After a request in a desktop pictures thread of mine, I've knocked together a rough guide on how to help you get some great pics of your cars. Hope it helps!
The four main factors that are going to get you the best results are....
The best thing, especially if you're shooting digitally, is just shoot lots of shots. Do different exposures of the same set-up to see how it has an effect on the final result - this is how you'll learn things for the future.
- Location. The setting of the shot is going to have a big effect on the feel of the shot. All personal choice, do you want a shot by the sea, in the country, urban shot (maybe at night) etc etc.
Can you get the car onto the spot without being told to move on, or becoming dangerous to shoot.
- Light. Without good light you're onto a loser. The best times to get great light for car photography are around sunrise and sunset. On a car shoot we'd be getting set up long before the sun rose so that everything was in place - car and camera - for the first bit of light that came up and then shooting again as the sun was going down again. Very long days if you're shooting in summer!!
The advantage of the winter months is that you don't have to wait until late to get the sunset, or get up at silly o'clock for a sunrise - you can be shooting 4/5pm for a sunset shot, and 6/7am for a sunrise.
A bit of research can help you avoid wasted trips. You've found a nice location, but where does the sun set/rise? Take a compass, find out. Sun rises in East, sets in West. In winter the trajectory of the sun is lower than in summer - so bear this in mind. Will that large nearby building block out the light, just at the time you want to be shooting? Depending on the location, and the angle/position that you want the car at, you may find that it will only work with a sunrise, not sunset. Work this all out.
Little tip: Grab a Dinky Toy, or whatever, - the bigger the better - and take it with you to the proposed location. Just hold it in the air, turning it, and you can quickly work out the angle that the light will work best on the car.
Timing - get there a good bit (a good hour or more) before the light is at it's best. It's going to take a little while to position the car etc. Once the light is at it's best, it goes really quickly - so you want to be shooting then, not frantically trying to position the car!
- Positioning - of the car in relation to the light, and the camera in relation to the car.
This is where a second person can help as they can be moving the car, whilst you're looking through the camera. A small change in angle can make a big difference in where the light is reflecting off the car. I did the shot above by myself but it is definitely quicker with a second person.
This is where your Dinky Toy could save you time. You'll know the angles/spots that you want to put the car in. You'll need to twiddle the car position and camera positon to get the light the best on the car, as well as getting what you want, or don't want, in the background.
You can have the car at whatever angle you want, but a good starting point is the 'front 3/4' angle - like above (although I chose to show a bit more of the side). Experiment, look at the car a bit more front on or side on. You can apply the same technique to a rear shot. Each time you're going to have to move the car to get the best angle.
- Camera. You can get decent pics with a 'snappy' camera, you don't have to have an extremely expensive bit of gear.

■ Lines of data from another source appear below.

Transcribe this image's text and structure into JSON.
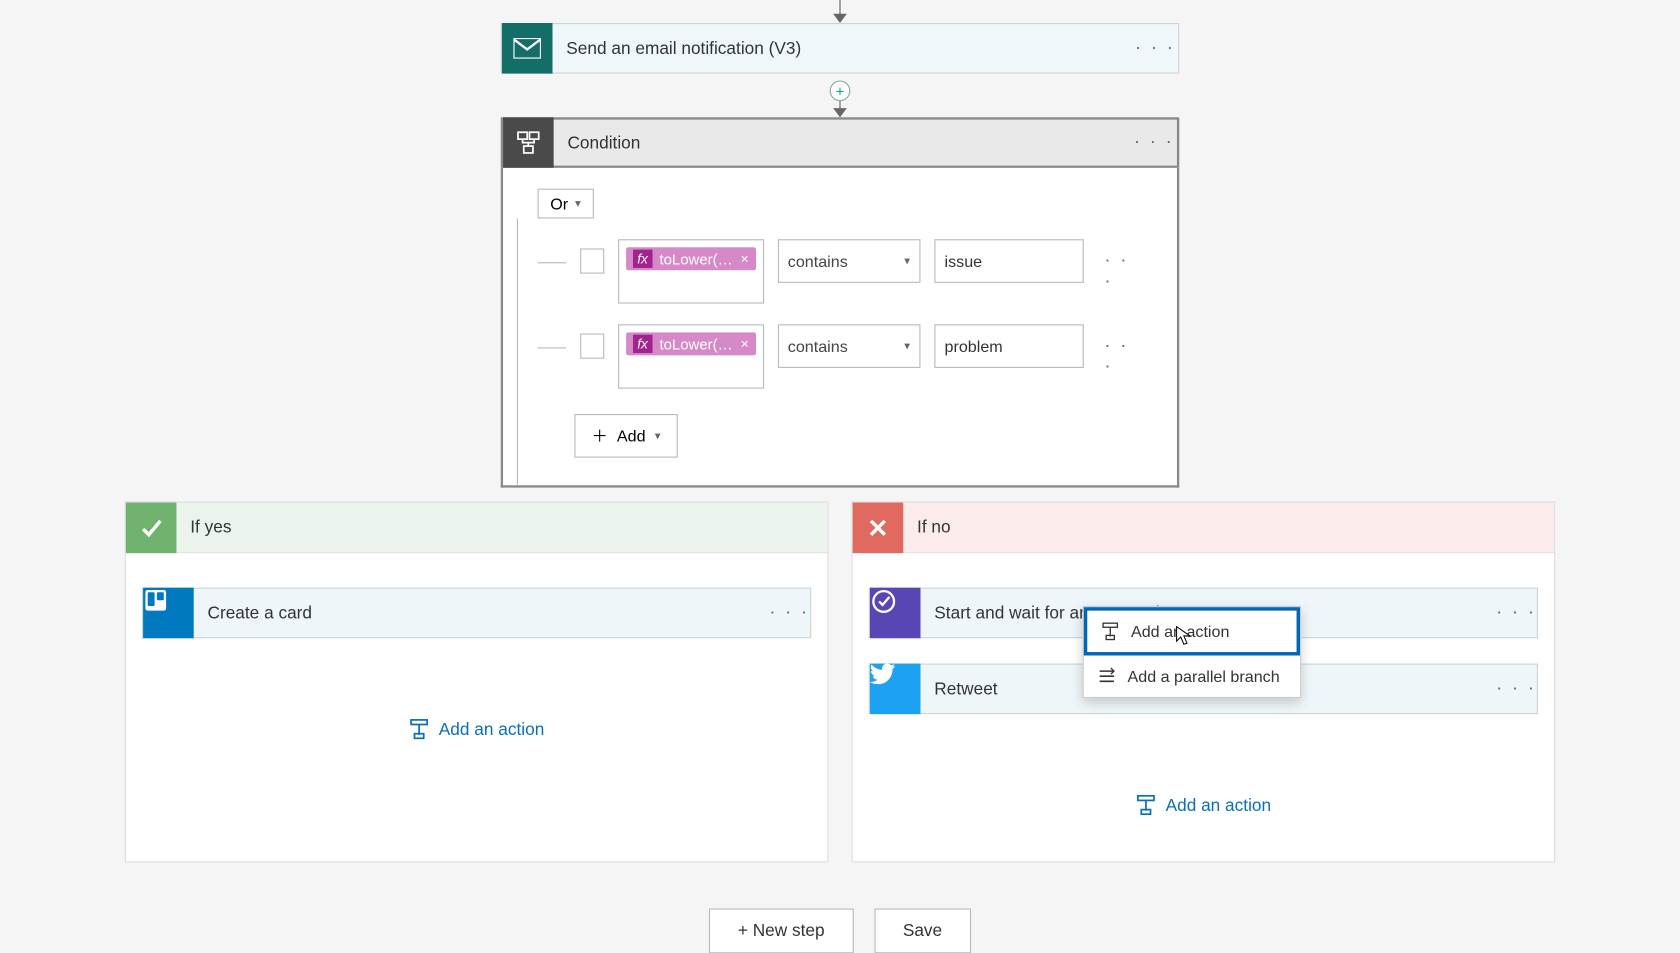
{
  "actions": {
    "email": "Send an email notification (V3)",
    "condition": "Condition",
    "trello": "Create a card",
    "approval": "Start and wait for an approval",
    "retweet": "Retweet"
  },
  "condition": {
    "group_op": "Or",
    "operator": "contains",
    "token_label": "toLower(…",
    "values": {
      "row1": "issue",
      "row2": "problem"
    },
    "add_label": "Add"
  },
  "branches": {
    "yes": "If yes",
    "no": "If no"
  },
  "links": {
    "add_action": "Add an action",
    "add_parallel": "Add a parallel branch"
  },
  "footer": {
    "new_step": "+ New step",
    "save": "Save"
  },
  "more": "· · ·"
}
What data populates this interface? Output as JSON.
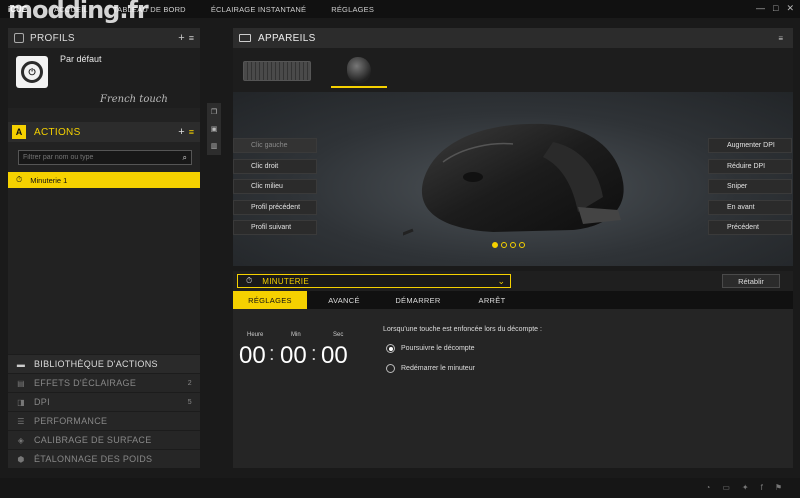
{
  "app": {
    "brand": "iCUE"
  },
  "menu": {
    "items": [
      "ACCUEIL",
      "TABLEAU DE BORD",
      "ÉCLAIRAGE INSTANTANÉ",
      "RÉGLAGES"
    ]
  },
  "window_controls": {
    "minimize": "—",
    "maximize": "□",
    "close": "✕"
  },
  "watermark": "modding.fr",
  "profiles": {
    "title": "PROFILS",
    "add": "+",
    "menu": "≡",
    "current": {
      "name": "Par défaut",
      "subtitle": "French touch",
      "logo": "icue-logo-icon"
    }
  },
  "actions": {
    "badge": "A",
    "title": "ACTIONS",
    "add": "+",
    "menu": "≡",
    "filter_placeholder": "Filtrer par nom ou type",
    "items": [
      {
        "label": "Minuterie 1",
        "icon": "timer-icon"
      }
    ]
  },
  "library": [
    {
      "label": "BIBLIOTHÈQUE D'ACTIONS",
      "icon": "folder-icon",
      "count": ""
    },
    {
      "label": "EFFETS D'ÉCLAIRAGE",
      "icon": "lighting-icon",
      "count": "2"
    },
    {
      "label": "DPI",
      "icon": "dpi-icon",
      "count": "5"
    },
    {
      "label": "PERFORMANCE",
      "icon": "performance-icon",
      "count": ""
    },
    {
      "label": "CALIBRAGE DE SURFACE",
      "icon": "surface-icon",
      "count": ""
    },
    {
      "label": "ÉTALONNAGE DES POIDS",
      "icon": "weight-icon",
      "count": ""
    }
  ],
  "devices": {
    "title": "APPAREILS",
    "menu": "≡",
    "list": [
      {
        "name": "keyboard",
        "icon": "keyboard-icon",
        "selected": false
      },
      {
        "name": "mouse",
        "icon": "mouse-icon",
        "selected": true
      }
    ]
  },
  "buttons_left": [
    "Clic gauche",
    "Clic droit",
    "Clic milieu",
    "Profil précédent",
    "Profil suivant"
  ],
  "buttons_right": [
    "Augmenter DPI",
    "Réduire DPI",
    "Sniper",
    "En avant",
    "Précédent"
  ],
  "carousel": {
    "pages": 4,
    "active": 0
  },
  "timer_select": {
    "label": "MINUTERIE",
    "icon": "timer-icon",
    "chevron": "⌄"
  },
  "reset_button": "Rétablir",
  "tabs": [
    {
      "label": "RÉGLAGES",
      "active": true
    },
    {
      "label": "AVANCÉ",
      "active": false
    },
    {
      "label": "DÉMARRER",
      "active": false
    },
    {
      "label": "ARRÊT",
      "active": false
    }
  ],
  "timer": {
    "labels": {
      "hours": "Heure",
      "minutes": "Min",
      "seconds": "Sec"
    },
    "values": {
      "hours": "00",
      "minutes": "00",
      "seconds": "00"
    },
    "separator": ":"
  },
  "options": {
    "question": "Lorsqu'une touche est enfoncée lors du décompte :",
    "choices": [
      {
        "label": "Poursuivre le décompte",
        "selected": true
      },
      {
        "label": "Redémarrer le minuteur",
        "selected": false
      }
    ]
  },
  "colors": {
    "accent": "#f5d100",
    "bg": "#1a1a1a",
    "panel": "#252525"
  }
}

But the cheapest ones will have limitations - specifically in quality and features/manual settings.
Quality/Size. Whatever camera you have, if it's got a quality setting (fine, extra fine, normal etc) always set it on the highest quality you can. If you don't, then you're already compressing the image more than necesary and this will ultimately degrade the quality.

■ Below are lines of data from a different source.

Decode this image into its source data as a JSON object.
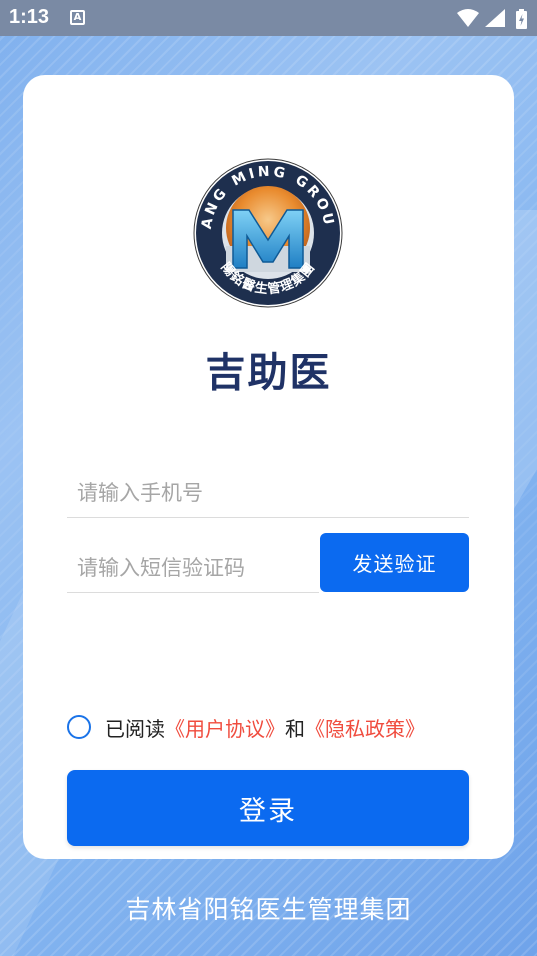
{
  "status_bar": {
    "time": "1:13",
    "notification_icon_letter": "A",
    "icons": [
      "wifi-icon",
      "cell-signal-icon",
      "battery-icon"
    ]
  },
  "logo": {
    "ring_text": "YANG MING GROUP",
    "seal_text": "陽銘醫生管理集團",
    "monogram": "M"
  },
  "app": {
    "title": "吉助医"
  },
  "form": {
    "phone_placeholder": "请输入手机号",
    "phone_value": "",
    "sms_placeholder": "请输入短信验证码",
    "sms_value": "",
    "send_code_label": "发送验证"
  },
  "agreement": {
    "checked": false,
    "prefix": "已阅读",
    "user_agreement": "《用户协议》",
    "conjunction": "和",
    "privacy_policy": "《隐私政策》"
  },
  "login": {
    "label": "登录"
  },
  "footer": {
    "org_name": "吉林省阳铭医生管理集团"
  },
  "colors": {
    "primary": "#0b6af0",
    "title": "#1f3266",
    "link": "#f04c3e",
    "radio": "#1a73e8",
    "background": "#84b5f0"
  }
}
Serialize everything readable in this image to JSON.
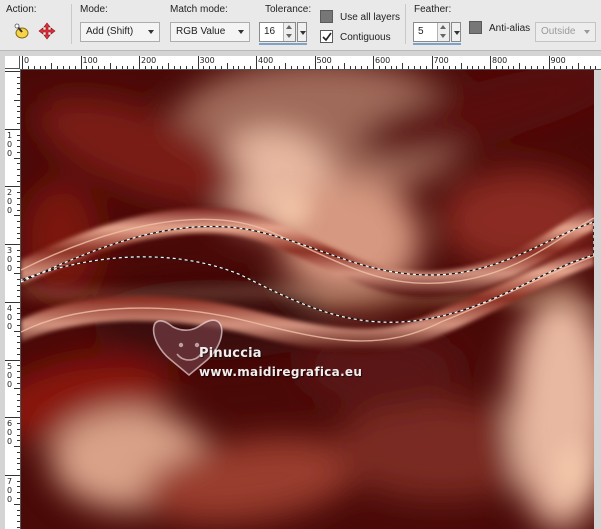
{
  "toolbar": {
    "action_label": "Action:",
    "mode_label": "Mode:",
    "mode_value": "Add (Shift)",
    "match_mode_label": "Match mode:",
    "match_mode_value": "RGB Value",
    "tolerance_label": "Tolerance:",
    "tolerance_value": "16",
    "use_all_layers_label": "Use all layers",
    "use_all_layers_checked": false,
    "contiguous_label": "Contiguous",
    "contiguous_checked": true,
    "feather_label": "Feather:",
    "feather_value": "5",
    "anti_alias_label": "Anti-alias",
    "anti_alias_checked": false,
    "anti_alias_side_value": "Outside"
  },
  "ruler": {
    "top_labels": [
      "0",
      "100",
      "200",
      "300",
      "400",
      "500",
      "600",
      "700",
      "800",
      "900"
    ],
    "left_labels": [
      "1\n0\n0",
      "2\n0\n0",
      "3\n0\n0",
      "4\n0\n0",
      "5\n0\n0",
      "6\n0\n0",
      "7\n0\n0"
    ]
  },
  "watermark": {
    "name": "Pinuccia",
    "url": "www.maidiregrafica.eu"
  },
  "colors": {
    "toolbar_bg": "#e9e9e9",
    "canvas_dark": "#4a0a08",
    "canvas_light": "#e8b49a",
    "selection": "#ffffff"
  }
}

Same with the image size, set it to the highest pixel count that you can. This means you are capturing as large a file as possible. Yes, it will be too big to put onto a forum, but you just downsize it in your image program. It means you've got a large enough file size for, say, doing a print from. If you shoot a low-res and then want to crop it, you may end up with an image that isn't large enough.
Manual override. A camera with a manual setting, or some sort of exposure compensation, will be very useful. This allows you to overide/control how the image is exposed. A shot like above, dark car at dusk, is going to cause most cameras to overexpose as it sees a lot of dark areas and overcompensates - opposite for silver/white cars. You'll want to be able to override the camera to adjust this.
To get the maximum sharpness on the car, you'll want to be able to set the aperture on the camera so that you can choose a small aperture (large number). Some cameras won't give you this option.
Shooting on a small aperture in fairly low-light is going to result in a slow shutter speed, so some sort of support (tripod) is essential.
- Flash. If it's got an option to turn off the built-in flash and not make it fire, use it. The flash will just kill that beautiful light you've spent all that time arranging the car in. It'll also make your number plate zing out like a good 'un!!
Lens. Don't stick the camera on a wideangle/standard setting and get close to the car - unless you're specifically after a distorted/unusual effect/angle. Zoom to the longest telephoto setting you have and then move yourself backwards to get the car framed how you want it. This will have two effects...
Firstly, it will compress the perspective. The car will look a bit shorter and not look like it's tailing off into the distance i.e. it will give it a 'meatier' look.
Secondly, it will throw the background out of focus so that things like trees etc that may be distracting, will go more blurred.
Experiment with angles etc. If it doesn't work, so what, just delete it and try more. And above all - HAVE FUN!!!
Here endith todays basic car photography lesson!!